“Cunha arrived not long ago and from the Olympics. Correa was the first to arrive, but then he went off for two weeks with the national team and now he is starting to re-acquaint himself with the play. Suárez came at the end and as he was starting to get up to speed, he had to have his [knee] cleaned. Obviously, that set back his preparation. And I said we had to be closer to the area,” Simeone said. “I don’t remember João Félix starting a game in four months; he’s recovered from an ankle issue and is close to returning fully but it’s not the best preparation. Antoine had the return to Atlético that he wanted so much and he’s in that process of adaptation, getting back to being the player he was for this team. But we’re lucky to have Griezmann with us and I have no doubt he’ll perform as we hope. We have to work, wait, and be prepared … anyone would have taken off Suárez today and he scored two goals.
“The gunslinger is back,” said the headlines. “Suárez is back being what he is” Simeone added. Atlético needed that. They needed to change above all. And there is something small, intangible that’s not quite the same right now, a hint of some lost hunger that lingered in the analyses. A hunger that, who knows, may have been reawakened by a decade-long run coming to an end. A glimpse of a worrying reality, a reminder of how easily it can all be taken away again.
“We needed a change of attitude in the first half of games,” Hermoso said. “It can’t be that we go from an unrecognisable first half to the second. We don’t know if what’s happening at the start of games is attitude, preparation, reading the game … I think it’s attitude. The players have to step up, we’re practically the same group as last season and we’re the ones that go out there. We have the quality to turn games around but there will be days when it’s hard to do that.”

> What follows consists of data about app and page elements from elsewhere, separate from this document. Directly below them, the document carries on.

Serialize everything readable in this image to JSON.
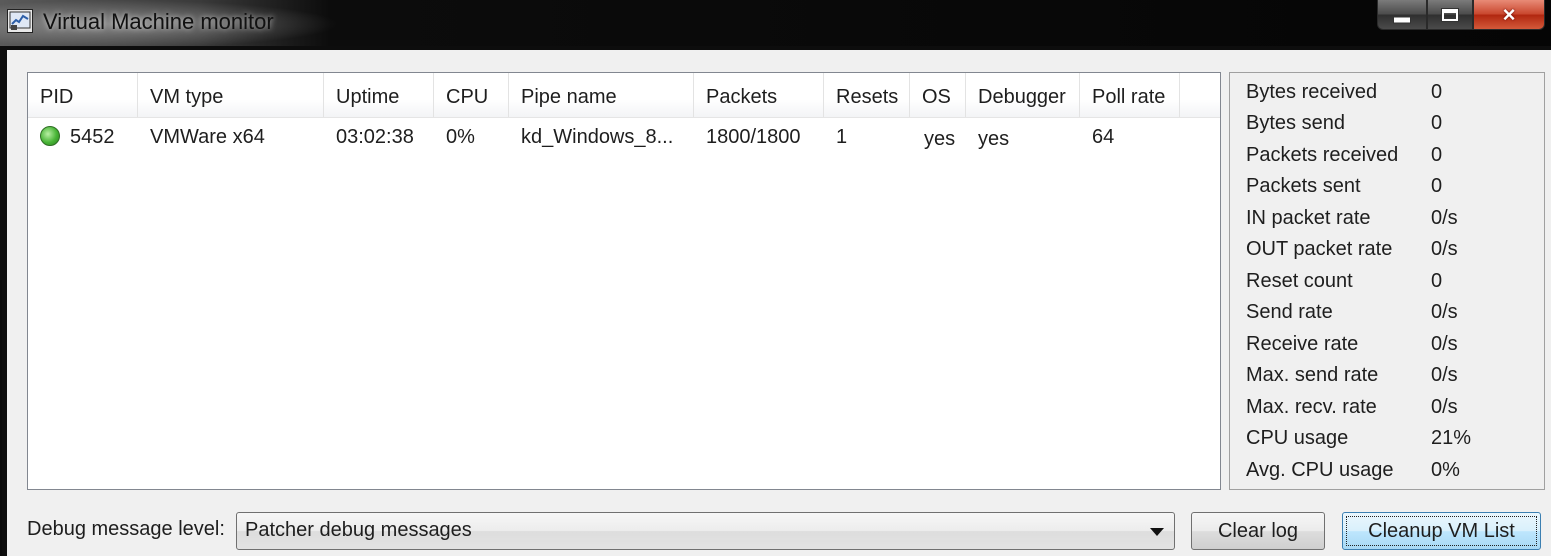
{
  "window": {
    "title": "Virtual Machine monitor",
    "caption_buttons": {
      "minimize": "minimize-icon",
      "maximize": "maximize-icon",
      "close": "×"
    }
  },
  "vm_list": {
    "columns": [
      "PID",
      "VM type",
      "Uptime",
      "CPU",
      "Pipe name",
      "Packets",
      "Resets",
      "OS",
      "Debugger",
      "Poll rate"
    ],
    "rows": [
      {
        "status_color": "#48b436",
        "pid": "5452",
        "vm_type": "VMWare x64",
        "uptime": "03:02:38",
        "cpu": "0%",
        "pipe_name": "kd_Windows_8...",
        "packets": "1800/1800",
        "resets": "1",
        "os": "yes",
        "debugger": "yes",
        "poll_rate": "64"
      }
    ]
  },
  "stats": [
    {
      "label": "Bytes received",
      "value": "0"
    },
    {
      "label": "Bytes send",
      "value": "0"
    },
    {
      "label": "Packets received",
      "value": "0"
    },
    {
      "label": "Packets sent",
      "value": "0"
    },
    {
      "label": "IN packet rate",
      "value": "0/s"
    },
    {
      "label": "OUT packet rate",
      "value": "0/s"
    },
    {
      "label": "Reset count",
      "value": "0"
    },
    {
      "label": "Send rate",
      "value": "0/s"
    },
    {
      "label": "Receive rate",
      "value": "0/s"
    },
    {
      "label": "Max. send rate",
      "value": "0/s"
    },
    {
      "label": "Max. recv. rate",
      "value": "0/s"
    },
    {
      "label": "CPU usage",
      "value": "21%"
    },
    {
      "label": "Avg. CPU usage",
      "value": "0%"
    }
  ],
  "bottom": {
    "debug_label": "Debug message level:",
    "debug_level": "Patcher debug messages",
    "clear_log": "Clear log",
    "cleanup": "Cleanup VM List"
  }
}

All of which invites another reflection: maybe the very fact of being champions changes things, removing a sense of rebellion or mission. “No, not at all,” Hermoso insisted. “You want to get that reward again. People say you get tired of winning: that’s false. Everyone wants to win, to lift trophies, but for that to happen there are loads of things that have to happen first. Preparation, training, attitude – that’s the foundation on which success is built. The desire to prove yourself every day. We’re not showing it now but I know every single one of the men in the dressing room. I know they want to change this and I’m sure they will because that’s the most beautiful thing in football and in life.”